Sales tax data is a continuing theme for me these days and so I thought we could look at any seasonal patterns in the data. I am going to hold off on the formal statistical tests for right now and we will go with the graphical approach. If there is seasonality in the data the graph should show common movements in the lines for different years. For example, if June is always a slow month for retail sales the collections should drop for most June observations compared to the May observations. I generate this for 2001 to 2017.
A closer look at recent sales tax data seems a logical follow-up to the long run view from last time. There are two things to note from this graph: 1) the negative trend is still clearly evident, and 2) the reduction in volatility from the twelve month rolling is clear.
The January sales tax collections data came out recently and I want to take a longer view of the data here. This typically means messier graphs because the time scale gets compressed. I will put up a post with a shorter timeline tomorrow. Why the longer timeline? I think it is necessary if we are going to try and interpret or understand the numbers we are currently seeing.
I was asked about the path of sales tax collections in Grand Forks recently so I took to my trusty computer and made a graph. This looks at the rolling total tax accumulations by month for each of the last five years. There is a great deal of clustering for these years, but 2017 looks to be on track for one of the lowest years.

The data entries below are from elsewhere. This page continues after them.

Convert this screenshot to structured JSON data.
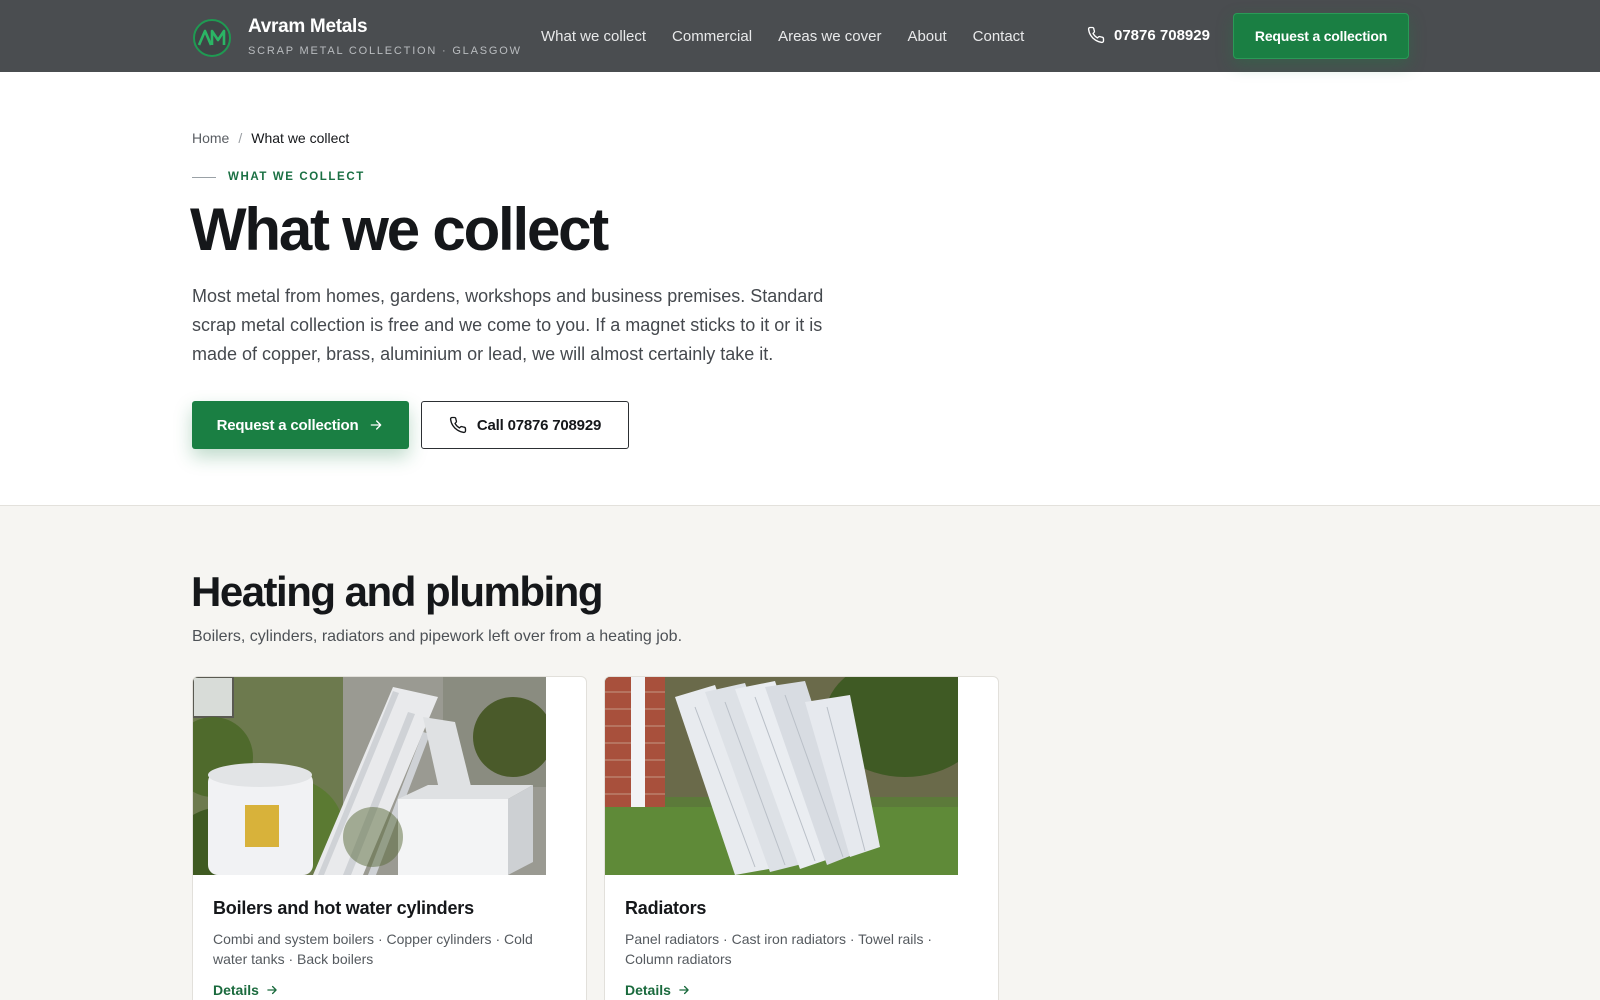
{
  "header": {
    "brand_name": "Avram Metals",
    "brand_tagline": "SCRAP METAL COLLECTION · GLASGOW",
    "logo_icon": "am-monogram-logo",
    "nav": [
      {
        "label": "What we collect"
      },
      {
        "label": "Commercial"
      },
      {
        "label": "Areas we cover"
      },
      {
        "label": "About"
      },
      {
        "label": "Contact"
      }
    ],
    "phone": "07876 708929",
    "phone_icon": "phone-icon",
    "cta_label": "Request a collection"
  },
  "breadcrumb": {
    "home": "Home",
    "separator": "/",
    "current": "What we collect"
  },
  "hero": {
    "eyebrow": "WHAT WE COLLECT",
    "title": "What we collect",
    "text": "Most metal from homes, gardens, workshops and business premises. Standard scrap metal collection is free and we come to you. If a magnet sticks to it or it is made of copper, brass, aluminium or lead, we will almost certainly take it.",
    "primary_label": "Request a collection",
    "secondary_label": "Call 07876 708929"
  },
  "section": {
    "title": "Heating and plumbing",
    "text": "Boilers, cylinders, radiators and pipework left over from a heating job.",
    "cards": [
      {
        "title": "Boilers and hot water cylinders",
        "desc": "Combi and system boilers · Copper cylinders · Cold water tanks · Back boilers",
        "link": "Details"
      },
      {
        "title": "Radiators",
        "desc": "Panel radiators · Cast iron radiators · Towel rails · Column radiators",
        "link": "Details"
      }
    ]
  },
  "colors": {
    "header_bg": "#4a4d50",
    "accent_green": "#1a7f43",
    "section_bg": "#f6f5f2",
    "text_dark": "#15171a"
  }
}
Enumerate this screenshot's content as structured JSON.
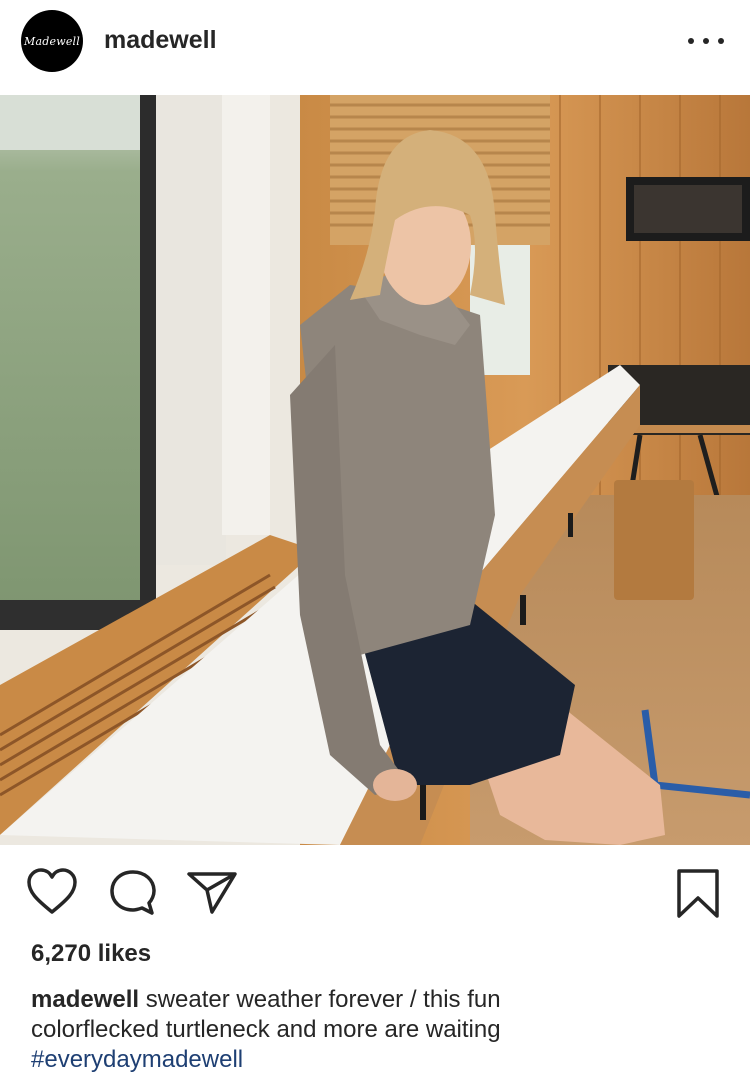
{
  "post": {
    "author": "madewell",
    "avatar_text": "Madewell",
    "likes": "6,270 likes",
    "caption_line1": "sweater weather forever / this fun",
    "caption_line2": "colorflecked turtleneck and more are waiting",
    "hashtag": "#everydaymadewell"
  },
  "icons": {
    "like": "heart-icon",
    "comment": "speech-bubble-icon",
    "share": "paper-plane-icon",
    "save": "bookmark-icon",
    "more": "more-dots-icon"
  },
  "colors": {
    "text": "#262626",
    "hashtag": "#1e3f73",
    "background": "#ffffff"
  }
}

Last week on the Jarrod Thomas Show there was a caller suggesting some inconsistency between the data on Grand Forks sales tax and local economic events. I do not think this was an allegation of malfeasance, just that the numbers were not making sense. Sales taxes reached a record level in February of 2017, but the caller cited three factors seemingly at odds with this circumstance: Continue reading Comments about local sales tax